I know my friend, Chris Jenson, has noticed it. But, before I tell you what it is he has noticed, let me tell you about Chris.

Chris sits next to me in our vanpool. One day he surprised me when he didn’t recognize a common biblical saying about casting your pearls before swine. He surprised me because he’s really smart. I mean “smart” like “Jeopardy”-champ smart.

Thought he may not choose the questions from “Jeopardy’s” Bible column, he’s smart enough to have observed something about faith. And he’s noticed it at the local Costco store.

Costco is a store Chris loves, but he avoids it on Sunday afternoon. He avoids it because, as he infers from people’s clothing, most of the clientele have come directly from church.

He notices what these folks may have learned that day in church seems to have nothing to do with the way they live. They still push, sneer and pounce on every deal in sight.

Chris knows life is the real test, not what they’ve learned in Bible school. And he knows the people he sees are flunking the test.

He knows, as do most fifth-graders, that at the end of everyday, it’s not how much Bible, Buddha, Brahma, Bhagavad-Gita or Book of Mormon you can recite, but it’s how you live your faith that matters — or, more precisely, how your faith lives in you.

And one of the most accurate descriptions or litmus tests of that faith I know is the one found in Galatians 5:22-23. “But the fruit of the spirit is love, joy, peace, patience, kindness, goodness, faithfulness.”

When you see these things acted out in people, you know faith works.

If you don’t believe me, just ask any fifth-grader.

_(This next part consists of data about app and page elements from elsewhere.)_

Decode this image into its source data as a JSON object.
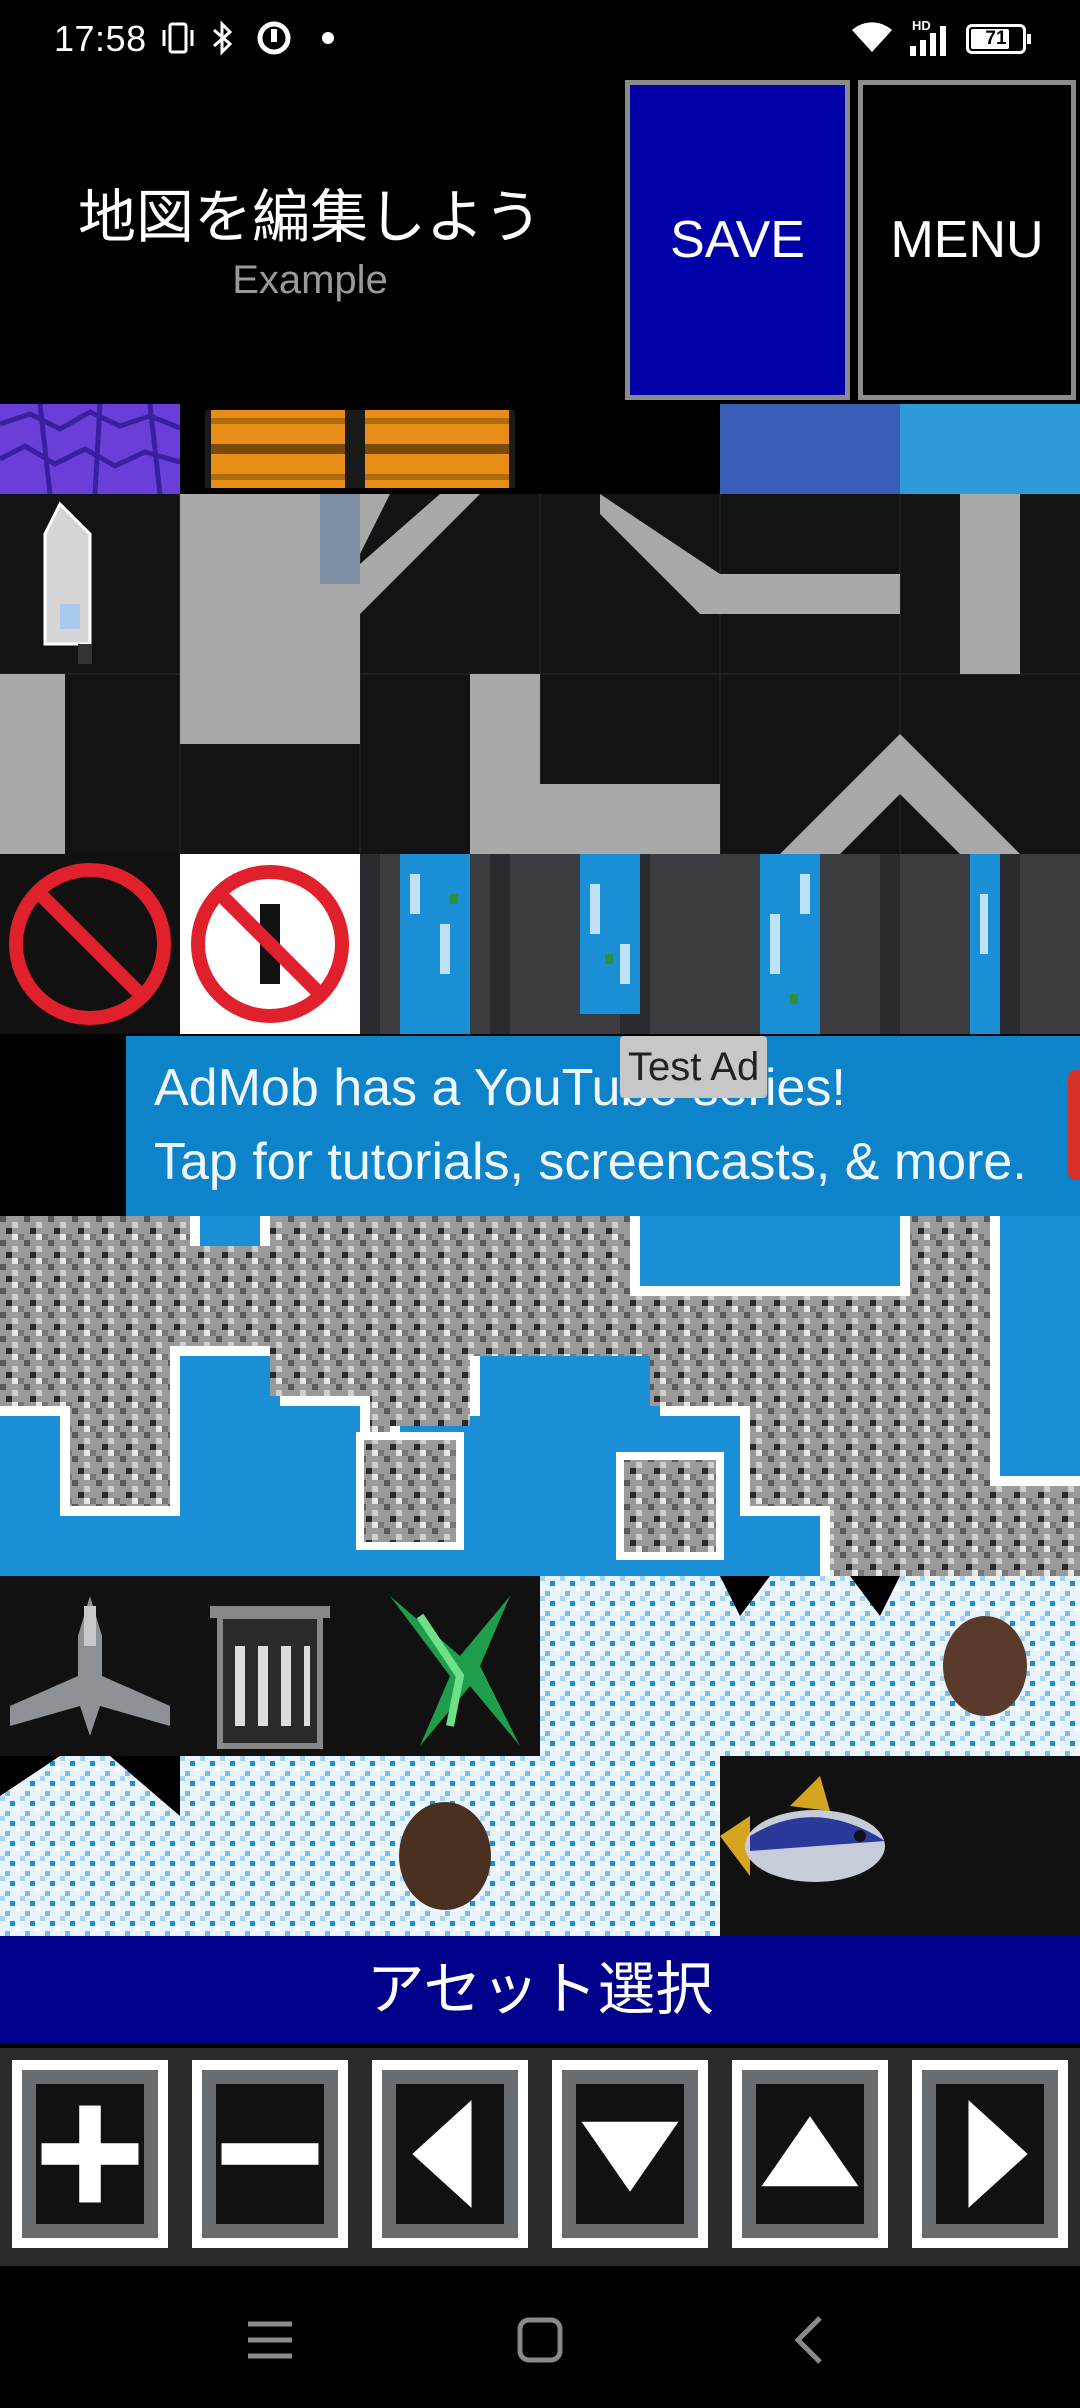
{
  "status_bar": {
    "time": "17:58",
    "battery": "71",
    "icons": [
      "vibrate-icon",
      "bluetooth-icon",
      "data-saver-icon",
      "dot-icon",
      "wifi-icon",
      "hd-icon",
      "signal-icon",
      "battery-icon"
    ]
  },
  "header": {
    "title": "地図を編集しよう",
    "subtitle": "Example"
  },
  "buttons": {
    "save": "SAVE",
    "menu": "MENU"
  },
  "ad": {
    "label": "Test Ad",
    "line1": "AdMob has a YouTube series!",
    "line2": "Tap for tutorials, screencasts, & more."
  },
  "asset_bar": {
    "label": "アセット選択"
  },
  "toolbar": {
    "icons": [
      "plus-icon",
      "minus-icon",
      "arrow-left-icon",
      "arrow-down-icon",
      "arrow-up-icon",
      "arrow-right-icon"
    ]
  },
  "colors": {
    "save_bg": "#0000a8",
    "asset_bar_bg": "#00008a",
    "ad_bg": "#0d83c9",
    "water": "#1a8fd6"
  }
}
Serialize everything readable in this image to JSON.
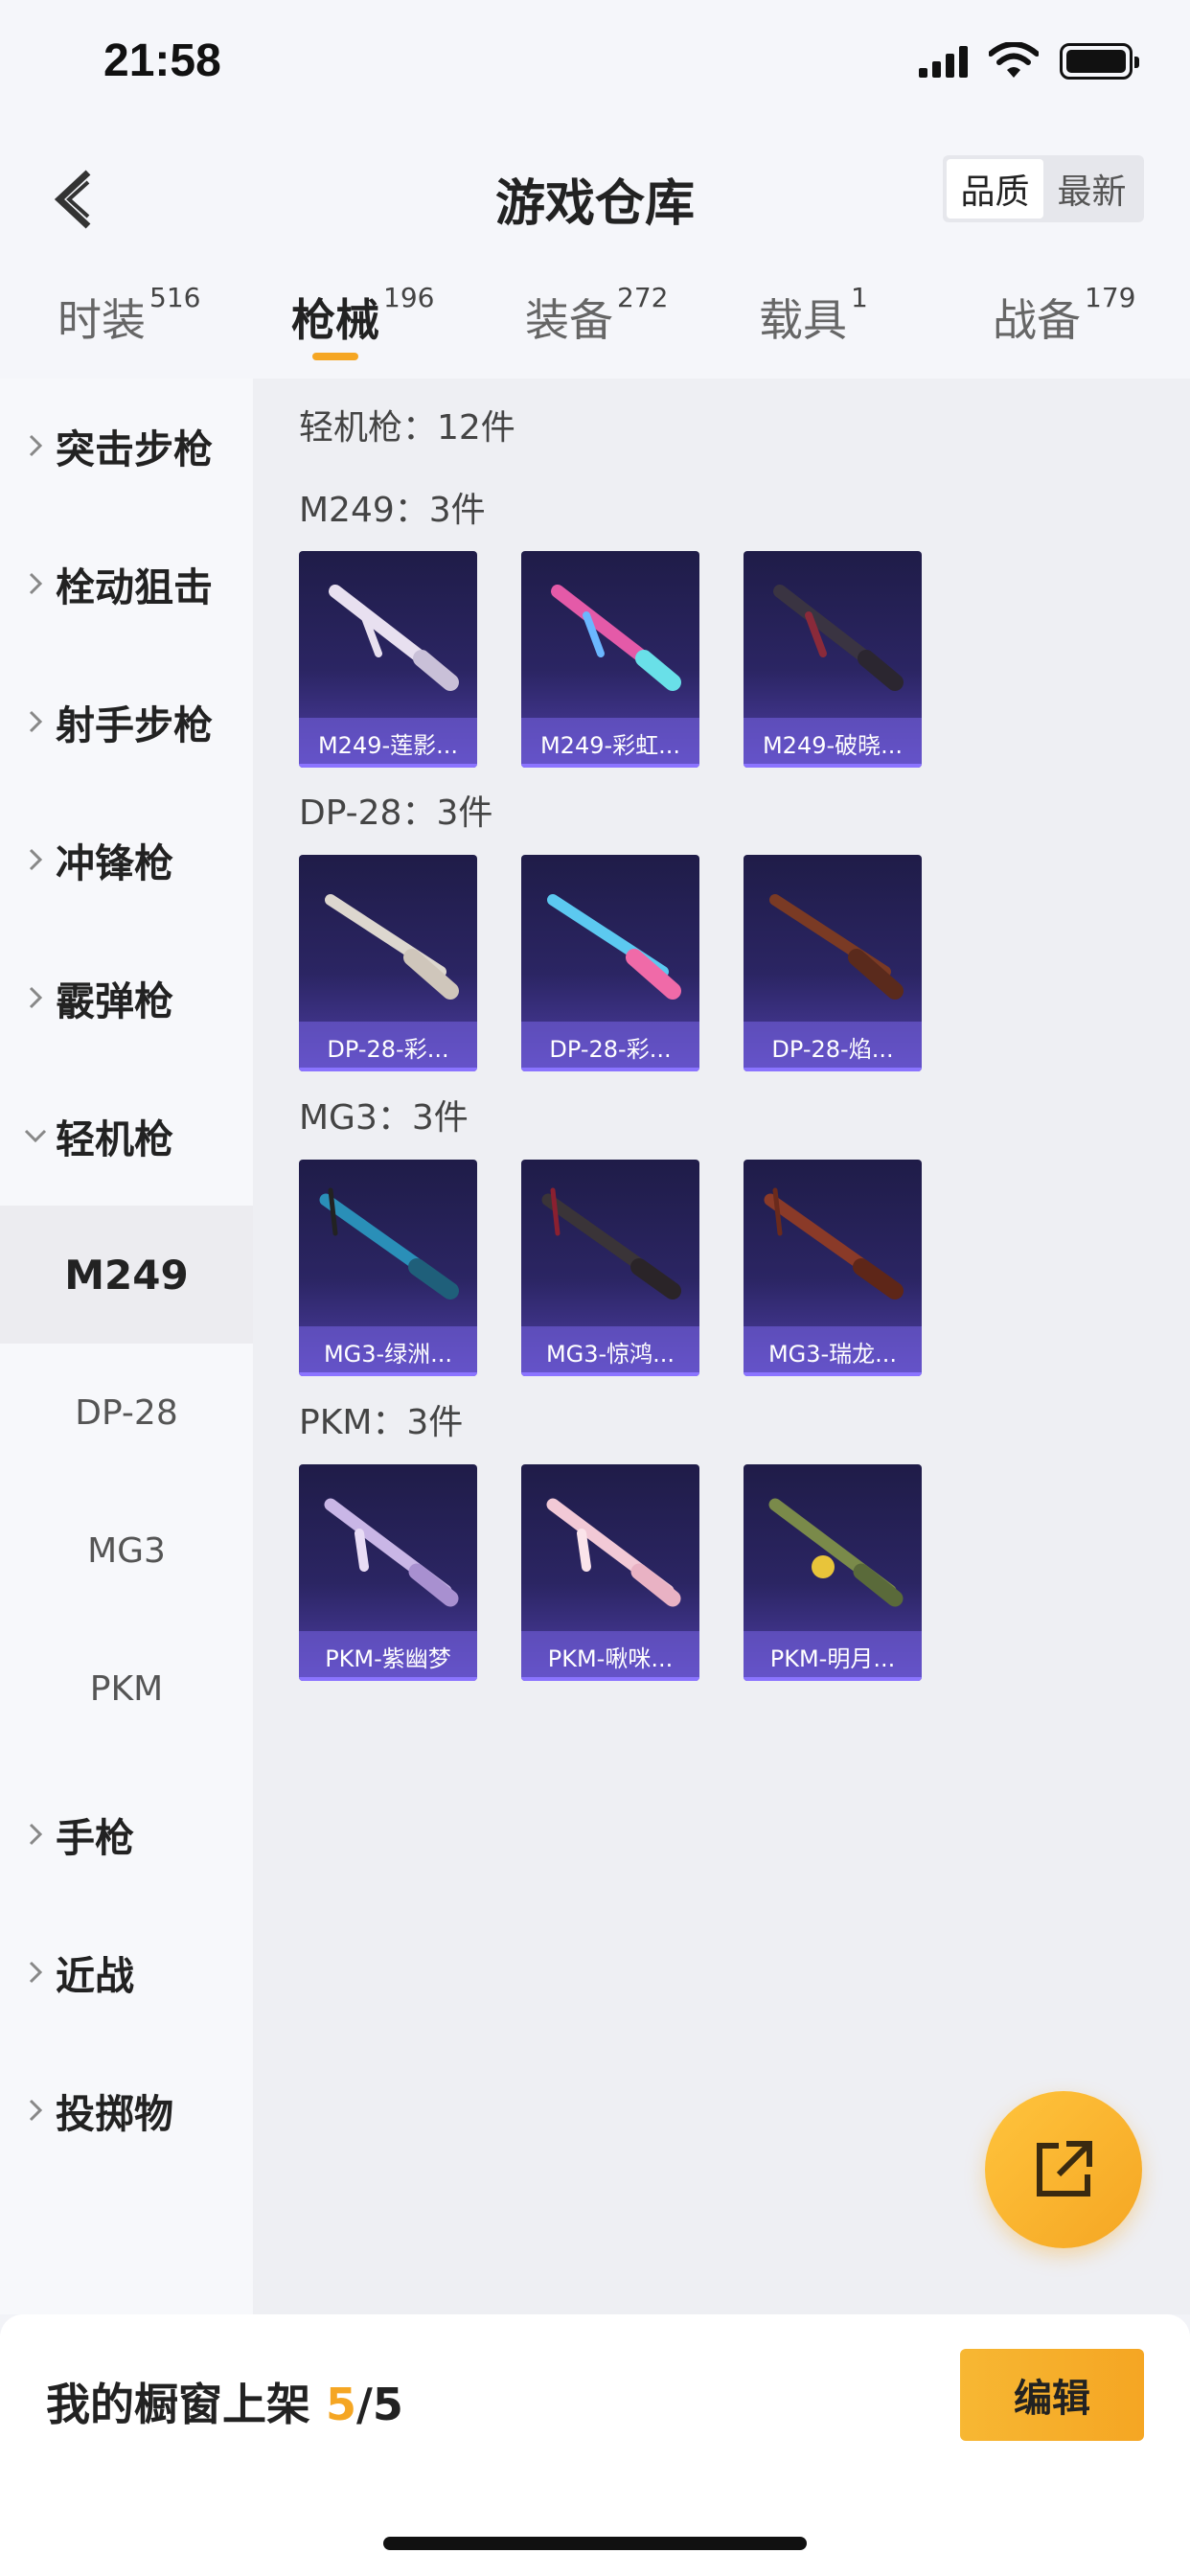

Answers to Norris’ pop quiz
None of the events described in the questions happened at all. 1. Eve offered the fruit to Adam, not vice-versa. Also, no mention is made of the variety of fruit consumed. 2. Jonah was swallowed by a big fish and no mention is made of the variety of fish. 3. The angels never hosted a variety show. In fact, they never sang at all. 4. Moses never brought a single variety of animal to the ark, because Noah did that.